For those familiar with Ayn Rand’s novel The Fountainhead, I think this is the process that starts in Chapter 1 when Howard Roark reflects on his conversation with the Dean:
He had met many men such as the Dean; he had never understood them. He knew only that there was some important difference between his actions and theirs. It had ceased to disturb him long ago. But he always looked for a central theme in buildings and he looked for a central impulse in men. He knew the source of his actions; he could not discover theirs. He did not care. He had never learned the process of thinking about other people. But he wondered, at times, what made them such as they were. He wondered again, thinking of the Dean. There was an important secret involved somewhere in that question, he thought. There was a principle which he must discover. (Quoted from The Fountainhead, Chapter 1.)
In this passage, the character changes his mind. He does care. These incidents have become not just a puzzlement, but leads to “a principle he must discover.” He has created a value by setting an intention. He has decided that there is a principle he wants to know. This change of mind was a result of his thinking and his explicit judgment. This new value (of knowledge of the principle) will motivate more systematic thinking in the future, when next he encounters situations like the one with the Dean. Over time, this thinking may lead him to form a new concept of independence. (In the novel, it does.)
An armchair observer might point out the implicit concept of independence in an incident like Frank had when he was 8. But this is a third-party perspective. What Frank has is a clear, conceptualized memory of a concrete incident, which could be used as an example of independence. But until he induces that concept (as Roark did) or learns it from someone else (as I did and probably you did), all that exists in his subconscious databanks are the memories of the concretes and the connections they have to other material.
Values as the key psychological phenomenon to understand
What I have described here is speculative. It is based on my work on understanding values as a psychological phenomenon. I have written several articles related to this:
What I have done here is to create fictional concrete incidents to help you see how specific psychological processes, plus the choice to think or not, explain not only a person’s character, but also the appearance of implicit knowledge, implicit value-judgments, etc.
The choice to think or not is critical. First and foremost, it affects which values are strengthened or weakened, which has a direct effect on character and efficacy. Because Ned wallowed in emotions rather than taking charge, he programmed his values in a self-destructive way. But Ned also failed to develop knowledge and skills that he could have gained in the crisis. Frank, in contrast, strengthened many values by thinking, but also developed self-knowledge that would stand him in good stead.
In short, the choice to think or not has many implications, but psychologically, only a few causal processes are involved:
- Existing values are strengthened or weakened (true for both Ned and Frank)

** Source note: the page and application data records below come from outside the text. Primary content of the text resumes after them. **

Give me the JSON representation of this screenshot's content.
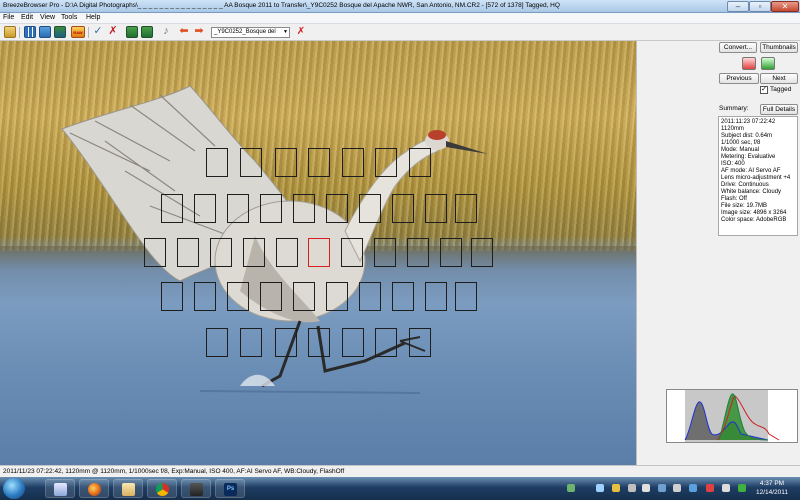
{
  "window": {
    "title": "BreezeBrowser Pro - D:\\A Digital Photographs\\_ _ _ _ _ _ _ _ _ _ _ _ _ _ _ _  AA Bosque 2011 to Transfer\\_Y9C0252  Bosque del Apache NWR, San Antonio, NM.CR2 - [572 of 1378] Tagged, HQ",
    "minimize": "–",
    "maximize": "▫",
    "close": "✕"
  },
  "menu": [
    "File",
    "Edit",
    "View",
    "Tools",
    "Help"
  ],
  "toolbar": {
    "raw_label": "RAW",
    "file_select": "_Y9C0252_Bosque del"
  },
  "panel": {
    "convert_label": "Convert...",
    "thumbnails_label": "Thumbnails",
    "previous_label": "Previous",
    "next_label": "Next",
    "tagged_label": "Tagged",
    "tagged_checked": true,
    "summary_label": "Summary:",
    "full_details_label": "Full Details",
    "info_lines": [
      "2011:11:23 07:22:42",
      "1120mm",
      "Subject dist: 0.64m",
      "1/1000 sec, f/8",
      "Mode: Manual",
      "Metering: Evaluative",
      "ISO: 400",
      "AF mode: AI Servo AF",
      "Lens micro-adjustment +4",
      "Drive: Continuous",
      "White balance: Cloudy",
      "Flash: Off",
      "File size: 19.7MB",
      "Image size: 4896 x 3264",
      "Color space: AdobeRGB"
    ]
  },
  "status": {
    "text": "2011/11/23 07:22:42, 1120mm @ 1120mm, 1/1000sec f/8, Exp:Manual, ISO 400, AF:AI Servo AF, WB:Cloudy, FlashOff"
  },
  "taskbar": {
    "time": "4:37 PM",
    "date": "12/14/2011"
  },
  "colors": {
    "af_point": "#1e1e1e",
    "af_point_active": "#d82020",
    "histogram_blue": "#2030d0",
    "histogram_green": "#208040",
    "histogram_red": "#d02020"
  }
}
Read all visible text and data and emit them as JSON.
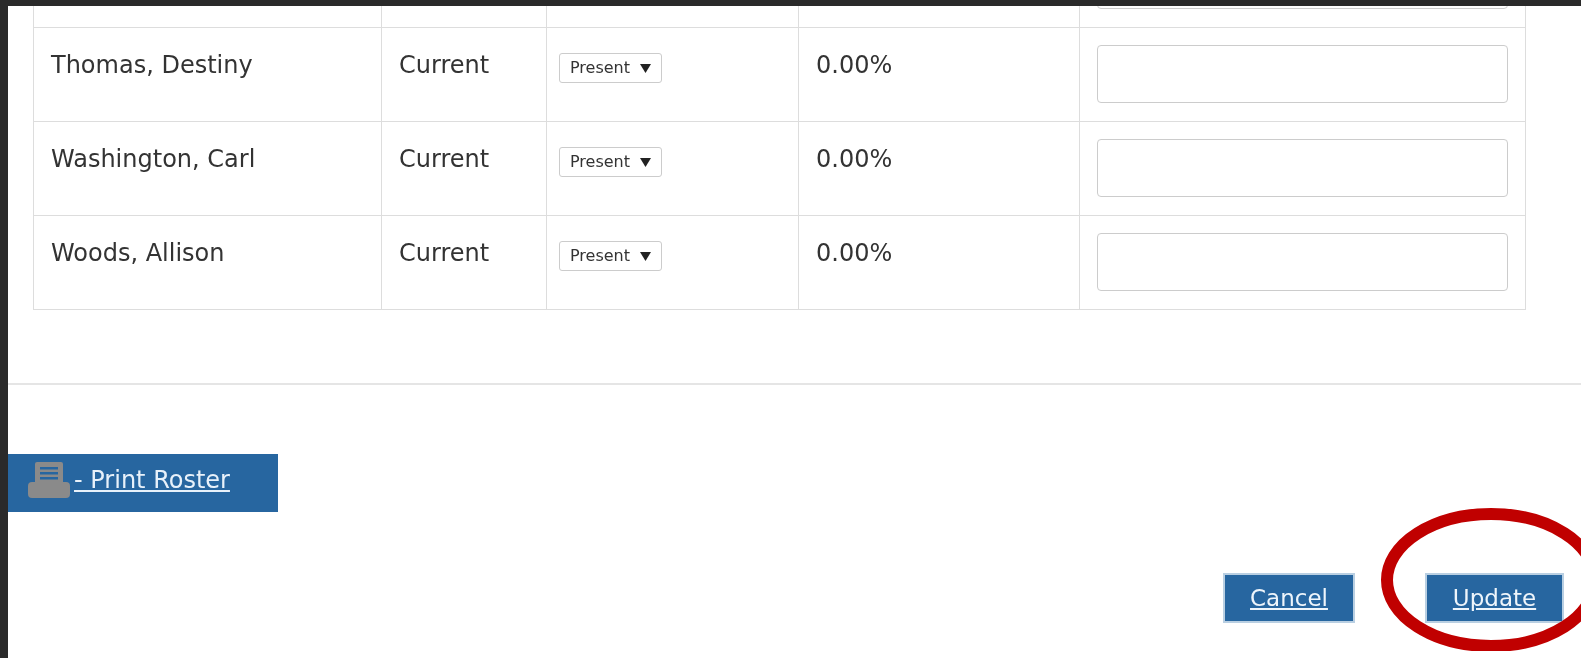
{
  "roster": {
    "rows": [
      {
        "name": "Thomas, Destiny",
        "status": "Current",
        "attendance": "Present",
        "percent": "0.00%"
      },
      {
        "name": "Washington, Carl",
        "status": "Current",
        "attendance": "Present",
        "percent": "0.00%"
      },
      {
        "name": "Woods, Allison",
        "status": "Current",
        "attendance": "Present",
        "percent": "0.00%"
      }
    ]
  },
  "print_button": {
    "label": "- Print Roster"
  },
  "buttons": [
    {
      "label": "Cancel",
      "highlighted": false
    },
    {
      "label": "Update",
      "highlighted": true
    }
  ]
}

- Pleasurable and painful experiences are stored in memory (true for both)
- Explicit knowledge is gained (Frank only)
- De facto skill is gained (Frank only)

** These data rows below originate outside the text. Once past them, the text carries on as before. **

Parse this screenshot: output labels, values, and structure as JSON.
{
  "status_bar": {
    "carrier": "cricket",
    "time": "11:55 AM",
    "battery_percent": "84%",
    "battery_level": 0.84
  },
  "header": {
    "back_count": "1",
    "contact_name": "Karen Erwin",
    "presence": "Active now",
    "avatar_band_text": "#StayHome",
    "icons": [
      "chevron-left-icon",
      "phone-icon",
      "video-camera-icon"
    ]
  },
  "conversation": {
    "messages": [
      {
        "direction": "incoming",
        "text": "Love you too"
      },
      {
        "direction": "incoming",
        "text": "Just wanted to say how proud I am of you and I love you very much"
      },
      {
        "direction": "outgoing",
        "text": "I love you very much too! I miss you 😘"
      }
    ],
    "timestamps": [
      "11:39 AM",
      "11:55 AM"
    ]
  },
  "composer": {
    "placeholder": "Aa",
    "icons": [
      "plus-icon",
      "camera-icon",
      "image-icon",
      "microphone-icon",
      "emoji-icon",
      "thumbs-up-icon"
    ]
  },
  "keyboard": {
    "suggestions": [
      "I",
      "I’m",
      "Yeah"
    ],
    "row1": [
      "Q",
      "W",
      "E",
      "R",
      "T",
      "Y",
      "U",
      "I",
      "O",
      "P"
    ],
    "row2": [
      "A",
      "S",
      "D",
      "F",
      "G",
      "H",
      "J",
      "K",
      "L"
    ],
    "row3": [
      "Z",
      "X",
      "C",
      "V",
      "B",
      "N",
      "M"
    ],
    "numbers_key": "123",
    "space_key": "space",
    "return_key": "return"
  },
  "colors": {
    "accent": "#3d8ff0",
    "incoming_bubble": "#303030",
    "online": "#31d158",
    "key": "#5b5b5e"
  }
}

Later, in the scene with the Dean:
- A new value is created through setting an intention (Roark)
Or if Ned repressed this or a similar incident:
- A new anti-value is created through setting an intention (Ned)

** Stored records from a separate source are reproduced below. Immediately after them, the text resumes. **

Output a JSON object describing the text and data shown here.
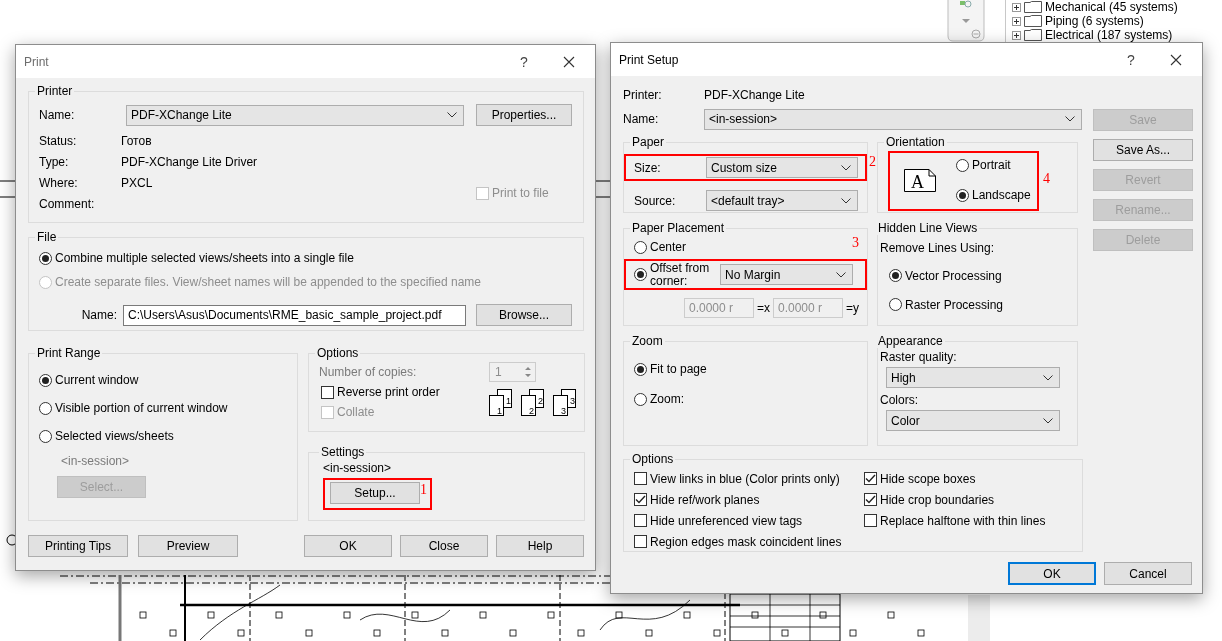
{
  "background": {
    "tree_items": [
      {
        "label": "Mechanical (45 systems)",
        "expanded": false
      },
      {
        "label": "Piping (6 systems)",
        "expanded": false
      },
      {
        "label": "Electrical (187 systems)",
        "expanded": false
      }
    ]
  },
  "print_dialog": {
    "title": "Print",
    "help_button": "?",
    "printer": {
      "legend": "Printer",
      "name_label": "Name:",
      "name_value": "PDF-XChange Lite",
      "properties_button": "Properties...",
      "info": [
        {
          "label": "Status:",
          "value": "Готов"
        },
        {
          "label": "Type:",
          "value": "PDF-XChange Lite Driver"
        },
        {
          "label": "Where:",
          "value": "PXCL"
        },
        {
          "label": "Comment:"
        }
      ],
      "print_to_file": {
        "label": "Print to file",
        "checked": false,
        "disabled": true
      }
    },
    "file": {
      "legend": "File",
      "options": [
        {
          "label": "Combine multiple selected views/sheets into a single file",
          "selected": true,
          "disabled": false
        },
        {
          "label": "Create separate files. View/sheet names will be appended to the specified name",
          "selected": false,
          "disabled": true
        }
      ],
      "name_label": "Name:",
      "name_value": "C:\\Users\\Asus\\Documents\\RME_basic_sample_project.pdf",
      "browse_button": "Browse..."
    },
    "print_range": {
      "legend": "Print Range",
      "options": [
        {
          "label": "Current window",
          "selected": true
        },
        {
          "label": "Visible portion of current window",
          "selected": false
        },
        {
          "label": "Selected views/sheets",
          "selected": false
        }
      ],
      "session": "<in-session>",
      "select_button": {
        "label": "Select...",
        "disabled": true
      }
    },
    "options": {
      "legend": "Options",
      "copies_label": "Number of copies:",
      "copies_value": "1",
      "copies_disabled": true,
      "checkboxes": [
        {
          "label": "Reverse print order",
          "checked": false,
          "disabled": false
        },
        {
          "label": "Collate",
          "checked": false,
          "disabled": true
        }
      ],
      "collate_icons": [
        {
          "back": "1",
          "front": "1"
        },
        {
          "back": "2",
          "front": "2"
        },
        {
          "back": "3",
          "front": "3"
        }
      ]
    },
    "settings": {
      "legend": "Settings",
      "session": "<in-session>",
      "setup_button": "Setup...",
      "callout": "1"
    },
    "left_buttons": [
      {
        "label": "Printing Tips"
      },
      {
        "label": "Preview"
      }
    ],
    "right_buttons": [
      {
        "label": "OK"
      },
      {
        "label": "Close"
      },
      {
        "label": "Help"
      }
    ]
  },
  "print_setup": {
    "title": "Print Setup",
    "help_button": "?",
    "printer_label": "Printer:",
    "printer_value": "PDF-XChange Lite",
    "name_label": "Name:",
    "name_value": "<in-session>",
    "side_buttons": [
      {
        "label": "Save",
        "disabled": true
      },
      {
        "label": "Save As...",
        "disabled": false
      },
      {
        "label": "Revert",
        "disabled": true
      },
      {
        "label": "Rename...",
        "disabled": true
      },
      {
        "label": "Delete",
        "disabled": true
      }
    ],
    "paper": {
      "legend": "Paper",
      "fields": [
        {
          "label": "Size:",
          "value": "Custom size",
          "callout": "2"
        },
        {
          "label": "Source:",
          "value": "<default tray>"
        }
      ]
    },
    "orientation": {
      "legend": "Orientation",
      "icon_letter": "A",
      "callout": "4",
      "options": [
        {
          "label": "Portrait",
          "selected": false
        },
        {
          "label": "Landscape",
          "selected": true
        }
      ]
    },
    "paper_placement": {
      "legend": "Paper Placement",
      "options": [
        {
          "label": "Center",
          "selected": false
        },
        {
          "label": "Offset from corner:",
          "selected": true
        }
      ],
      "margin": "No Margin",
      "callout": "3",
      "offset_x": "0.0000 r",
      "x_label": "=x",
      "offset_y": "0.0000 r",
      "y_label": "=y",
      "offsets_disabled": true
    },
    "hidden_line_views": {
      "legend": "Hidden Line Views",
      "caption": "Remove Lines Using:",
      "options": [
        {
          "label": "Vector Processing",
          "selected": true
        },
        {
          "label": "Raster Processing",
          "selected": false
        }
      ]
    },
    "zoom": {
      "legend": "Zoom",
      "options": [
        {
          "label": "Fit to page",
          "selected": true
        },
        {
          "label": "Zoom:",
          "selected": false
        }
      ]
    },
    "appearance": {
      "legend": "Appearance",
      "fields": [
        {
          "label": "Raster quality:",
          "value": "High"
        },
        {
          "label": "Colors:",
          "value": "Color"
        }
      ]
    },
    "options": {
      "legend": "Options",
      "checkboxes": [
        {
          "label": "View links in blue (Color prints only)",
          "checked": false
        },
        {
          "label": "Hide scope boxes",
          "checked": true
        },
        {
          "label": "Hide ref/work planes",
          "checked": true
        },
        {
          "label": "Hide crop boundaries",
          "checked": true
        },
        {
          "label": "Hide unreferenced view tags",
          "checked": false
        },
        {
          "label": "Replace halftone with thin lines",
          "checked": false
        },
        {
          "label": "Region edges mask coincident lines",
          "checked": false
        }
      ]
    },
    "buttons": [
      {
        "label": "OK",
        "default": true
      },
      {
        "label": "Cancel",
        "default": false
      }
    ]
  }
}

My hypothesis is that these simple processes, plus the choice to think or not, explain everything puzzling, mysterious, or “implicit” in people’s psychologies.
I sum this up as: the value-hierarchy is the source of “implicit” value-judgments. To repeat from my opening: although values can be strengthened, weakened, and organized by cognition, they are also strengthened and weakened by action and experience.